Work instruction: The reply has to contain each record exactly as written.

══ Supplied records

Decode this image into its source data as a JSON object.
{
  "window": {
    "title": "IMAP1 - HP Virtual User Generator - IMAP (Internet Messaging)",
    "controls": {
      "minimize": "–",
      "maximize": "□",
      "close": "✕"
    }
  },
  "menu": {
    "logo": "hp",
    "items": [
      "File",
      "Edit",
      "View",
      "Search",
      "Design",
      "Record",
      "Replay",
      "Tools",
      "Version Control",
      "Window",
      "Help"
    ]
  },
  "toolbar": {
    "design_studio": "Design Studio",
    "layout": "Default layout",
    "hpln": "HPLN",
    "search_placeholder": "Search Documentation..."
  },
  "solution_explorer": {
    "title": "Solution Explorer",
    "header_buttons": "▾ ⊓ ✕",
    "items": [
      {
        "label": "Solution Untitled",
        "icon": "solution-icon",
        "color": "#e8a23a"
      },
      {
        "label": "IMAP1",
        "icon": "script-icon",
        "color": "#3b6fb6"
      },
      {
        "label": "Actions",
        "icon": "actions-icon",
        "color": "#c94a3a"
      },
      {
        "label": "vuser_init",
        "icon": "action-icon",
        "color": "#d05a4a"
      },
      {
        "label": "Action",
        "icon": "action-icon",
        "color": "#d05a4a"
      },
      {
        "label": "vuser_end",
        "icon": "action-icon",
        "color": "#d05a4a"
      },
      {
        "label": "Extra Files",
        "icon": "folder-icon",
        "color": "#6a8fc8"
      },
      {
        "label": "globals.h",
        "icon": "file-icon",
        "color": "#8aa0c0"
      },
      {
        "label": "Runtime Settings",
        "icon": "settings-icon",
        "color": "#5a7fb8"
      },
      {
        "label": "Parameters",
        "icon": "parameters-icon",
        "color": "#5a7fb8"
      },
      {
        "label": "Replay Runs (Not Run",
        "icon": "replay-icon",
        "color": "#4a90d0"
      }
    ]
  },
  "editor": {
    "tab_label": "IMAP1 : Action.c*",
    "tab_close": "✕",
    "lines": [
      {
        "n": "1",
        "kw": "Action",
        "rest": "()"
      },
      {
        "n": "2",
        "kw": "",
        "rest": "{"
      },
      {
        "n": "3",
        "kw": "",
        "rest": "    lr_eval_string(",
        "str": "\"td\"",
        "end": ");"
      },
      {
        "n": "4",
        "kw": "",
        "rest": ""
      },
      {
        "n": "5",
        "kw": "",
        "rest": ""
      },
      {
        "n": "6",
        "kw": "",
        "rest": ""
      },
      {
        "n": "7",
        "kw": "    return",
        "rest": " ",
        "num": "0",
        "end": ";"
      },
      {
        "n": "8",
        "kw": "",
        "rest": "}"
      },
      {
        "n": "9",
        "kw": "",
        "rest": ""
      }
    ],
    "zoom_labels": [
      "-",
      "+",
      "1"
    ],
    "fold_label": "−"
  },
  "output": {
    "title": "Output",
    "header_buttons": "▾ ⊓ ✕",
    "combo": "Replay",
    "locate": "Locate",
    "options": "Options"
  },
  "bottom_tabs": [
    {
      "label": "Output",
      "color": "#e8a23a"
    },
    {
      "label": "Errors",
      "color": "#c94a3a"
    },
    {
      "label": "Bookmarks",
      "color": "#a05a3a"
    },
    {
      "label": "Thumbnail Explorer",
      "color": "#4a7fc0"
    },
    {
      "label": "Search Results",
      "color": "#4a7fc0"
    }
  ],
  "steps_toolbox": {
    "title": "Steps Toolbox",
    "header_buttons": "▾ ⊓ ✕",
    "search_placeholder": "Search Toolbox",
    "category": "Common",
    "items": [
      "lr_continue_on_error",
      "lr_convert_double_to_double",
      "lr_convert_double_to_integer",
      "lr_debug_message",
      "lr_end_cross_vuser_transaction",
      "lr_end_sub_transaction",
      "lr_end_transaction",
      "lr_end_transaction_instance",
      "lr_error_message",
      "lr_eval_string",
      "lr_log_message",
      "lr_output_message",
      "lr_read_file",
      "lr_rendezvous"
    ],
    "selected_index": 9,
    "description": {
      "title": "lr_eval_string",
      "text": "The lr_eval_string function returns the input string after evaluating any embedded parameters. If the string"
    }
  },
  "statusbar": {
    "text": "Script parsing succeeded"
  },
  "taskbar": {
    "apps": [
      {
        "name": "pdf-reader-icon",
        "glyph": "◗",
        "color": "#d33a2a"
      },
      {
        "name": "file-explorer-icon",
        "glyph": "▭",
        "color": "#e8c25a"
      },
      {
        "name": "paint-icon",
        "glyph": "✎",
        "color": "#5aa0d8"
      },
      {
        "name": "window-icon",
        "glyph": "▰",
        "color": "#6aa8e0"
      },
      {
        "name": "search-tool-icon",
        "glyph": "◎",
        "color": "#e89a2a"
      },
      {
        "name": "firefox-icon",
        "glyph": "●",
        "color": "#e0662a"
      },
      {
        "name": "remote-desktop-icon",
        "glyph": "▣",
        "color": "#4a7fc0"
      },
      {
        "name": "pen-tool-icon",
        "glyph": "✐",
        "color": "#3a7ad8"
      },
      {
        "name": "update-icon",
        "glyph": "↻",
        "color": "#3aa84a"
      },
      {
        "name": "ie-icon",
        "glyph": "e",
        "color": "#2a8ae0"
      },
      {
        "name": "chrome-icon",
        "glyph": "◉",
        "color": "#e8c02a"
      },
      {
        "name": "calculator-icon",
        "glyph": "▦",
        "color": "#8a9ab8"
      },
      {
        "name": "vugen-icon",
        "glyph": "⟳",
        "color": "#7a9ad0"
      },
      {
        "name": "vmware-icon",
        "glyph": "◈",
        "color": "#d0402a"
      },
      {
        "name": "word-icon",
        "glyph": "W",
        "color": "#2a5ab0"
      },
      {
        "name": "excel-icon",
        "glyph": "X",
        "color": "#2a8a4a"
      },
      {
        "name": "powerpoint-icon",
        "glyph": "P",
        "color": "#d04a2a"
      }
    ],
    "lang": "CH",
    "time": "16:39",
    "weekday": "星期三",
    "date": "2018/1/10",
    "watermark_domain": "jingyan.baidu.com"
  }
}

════

Reply:
Decode this image into its source data as a JSON object.
{
  "window": {
    "title": "IMAP1 - HP Virtual User Generator - IMAP (Internet Messaging)",
    "controls": {
      "minimize": "–",
      "maximize": "□",
      "close": "✕"
    }
  },
  "menu": {
    "logo": "hp",
    "items": [
      "File",
      "Edit",
      "View",
      "Search",
      "Design",
      "Record",
      "Replay",
      "Tools",
      "Version Control",
      "Window",
      "Help"
    ]
  },
  "toolbar": {
    "design_studio": "Design Studio",
    "layout": "Default layout",
    "hpln": "HPLN",
    "search_placeholder": "Search Documentation..."
  },
  "solution_explorer": {
    "title": "Solution Explorer",
    "header_buttons": "▾ ⊓ ✕",
    "items": [
      {
        "label": "Solution Untitled",
        "icon": "solution-icon",
        "color": "#e8a23a"
      },
      {
        "label": "IMAP1",
        "icon": "script-icon",
        "color": "#3b6fb6"
      },
      {
        "label": "Actions",
        "icon": "actions-icon",
        "color": "#c94a3a"
      },
      {
        "label": "vuser_init",
        "icon": "action-icon",
        "color": "#d05a4a"
      },
      {
        "label": "Action",
        "icon": "action-icon",
        "color": "#d05a4a"
      },
      {
        "label": "vuser_end",
        "icon": "action-icon",
        "color": "#d05a4a"
      },
      {
        "label": "Extra Files",
        "icon": "folder-icon",
        "color": "#6a8fc8"
      },
      {
        "label": "globals.h",
        "icon": "file-icon",
        "color": "#8aa0c0"
      },
      {
        "label": "Runtime Settings",
        "icon": "settings-icon",
        "color": "#5a7fb8"
      },
      {
        "label": "Parameters",
        "icon": "parameters-icon",
        "color": "#5a7fb8"
      },
      {
        "label": "Replay Runs (Not Run",
        "icon": "replay-icon",
        "color": "#4a90d0"
      }
    ]
  },
  "editor": {
    "tab_label": "IMAP1 : Action.c*",
    "tab_close": "✕",
    "lines": [
      {
        "n": "1",
        "kw": "Action",
        "rest": "()"
      },
      {
        "n": "2",
        "kw": "",
        "rest": "{"
      },
      {
        "n": "3",
        "kw": "",
        "rest": "    lr_eval_string(",
        "str": "\"td\"",
        "end": ");"
      },
      {
        "n": "4",
        "kw": "",
        "rest": ""
      },
      {
        "n": "5",
        "kw": "",
        "rest": ""
      },
      {
        "n": "6",
        "kw": "",
        "rest": ""
      },
      {
        "n": "7",
        "kw": "    return",
        "rest": " ",
        "num": "0",
        "end": ";"
      },
      {
        "n": "8",
        "kw": "",
        "rest": "}"
      },
      {
        "n": "9",
        "kw": "",
        "rest": ""
      }
    ],
    "zoom_labels": [
      "-",
      "+",
      "1"
    ],
    "fold_label": "−"
  },
  "output": {
    "title": "Output",
    "header_buttons": "▾ ⊓ ✕",
    "combo": "Replay",
    "locate": "Locate",
    "options": "Options"
  },
  "bottom_tabs": [
    {
      "label": "Output",
      "color": "#e8a23a"
    },
    {
      "label": "Errors",
      "color": "#c94a3a"
    },
    {
      "label": "Bookmarks",
      "color": "#a05a3a"
    },
    {
      "label": "Thumbnail Explorer",
      "color": "#4a7fc0"
    },
    {
      "label": "Search Results",
      "color": "#4a7fc0"
    }
  ],
  "steps_toolbox": {
    "title": "Steps Toolbox",
    "header_buttons": "▾ ⊓ ✕",
    "search_placeholder": "Search Toolbox",
    "category": "Common",
    "items": [
      "lr_continue_on_error",
      "lr_convert_double_to_double",
      "lr_convert_double_to_integer",
      "lr_debug_message",
      "lr_end_cross_vuser_transaction",
      "lr_end_sub_transaction",
      "lr_end_transaction",
      "lr_end_transaction_instance",
      "lr_error_message",
      "lr_eval_string",
      "lr_log_message",
      "lr_output_message",
      "lr_read_file",
      "lr_rendezvous"
    ],
    "selected_index": 9,
    "description": {
      "title": "lr_eval_string",
      "text": "The lr_eval_string function returns the input string after evaluating any embedded parameters. If the string"
    }
  },
  "statusbar": {
    "text": "Script parsing succeeded"
  },
  "taskbar": {
    "apps": [
      {
        "name": "pdf-reader-icon",
        "glyph": "◗",
        "color": "#d33a2a"
      },
      {
        "name": "file-explorer-icon",
        "glyph": "▭",
        "color": "#e8c25a"
      },
      {
        "name": "paint-icon",
        "glyph": "✎",
        "color": "#5aa0d8"
      },
      {
        "name": "window-icon",
        "glyph": "▰",
        "color": "#6aa8e0"
      },
      {
        "name": "search-tool-icon",
        "glyph": "◎",
        "color": "#e89a2a"
      },
      {
        "name": "firefox-icon",
        "glyph": "●",
        "color": "#e0662a"
      },
      {
        "name": "remote-desktop-icon",
        "glyph": "▣",
        "color": "#4a7fc0"
      },
      {
        "name": "pen-tool-icon",
        "glyph": "✐",
        "color": "#3a7ad8"
      },
      {
        "name": "update-icon",
        "glyph": "↻",
        "color": "#3aa84a"
      },
      {
        "name": "ie-icon",
        "glyph": "e",
        "color": "#2a8ae0"
      },
      {
        "name": "chrome-icon",
        "glyph": "◉",
        "color": "#e8c02a"
      },
      {
        "name": "calculator-icon",
        "glyph": "▦",
        "color": "#8a9ab8"
      },
      {
        "name": "vugen-icon",
        "glyph": "⟳",
        "color": "#7a9ad0"
      },
      {
        "name": "vmware-icon",
        "glyph": "◈",
        "color": "#d0402a"
      },
      {
        "name": "word-icon",
        "glyph": "W",
        "color": "#2a5ab0"
      },
      {
        "name": "excel-icon",
        "glyph": "X",
        "color": "#2a8a4a"
      },
      {
        "name": "powerpoint-icon",
        "glyph": "P",
        "color": "#d04a2a"
      }
    ],
    "lang": "CH",
    "time": "16:39",
    "weekday": "星期三",
    "date": "2018/1/10",
    "watermark_domain": "jingyan.baidu.com"
  }
}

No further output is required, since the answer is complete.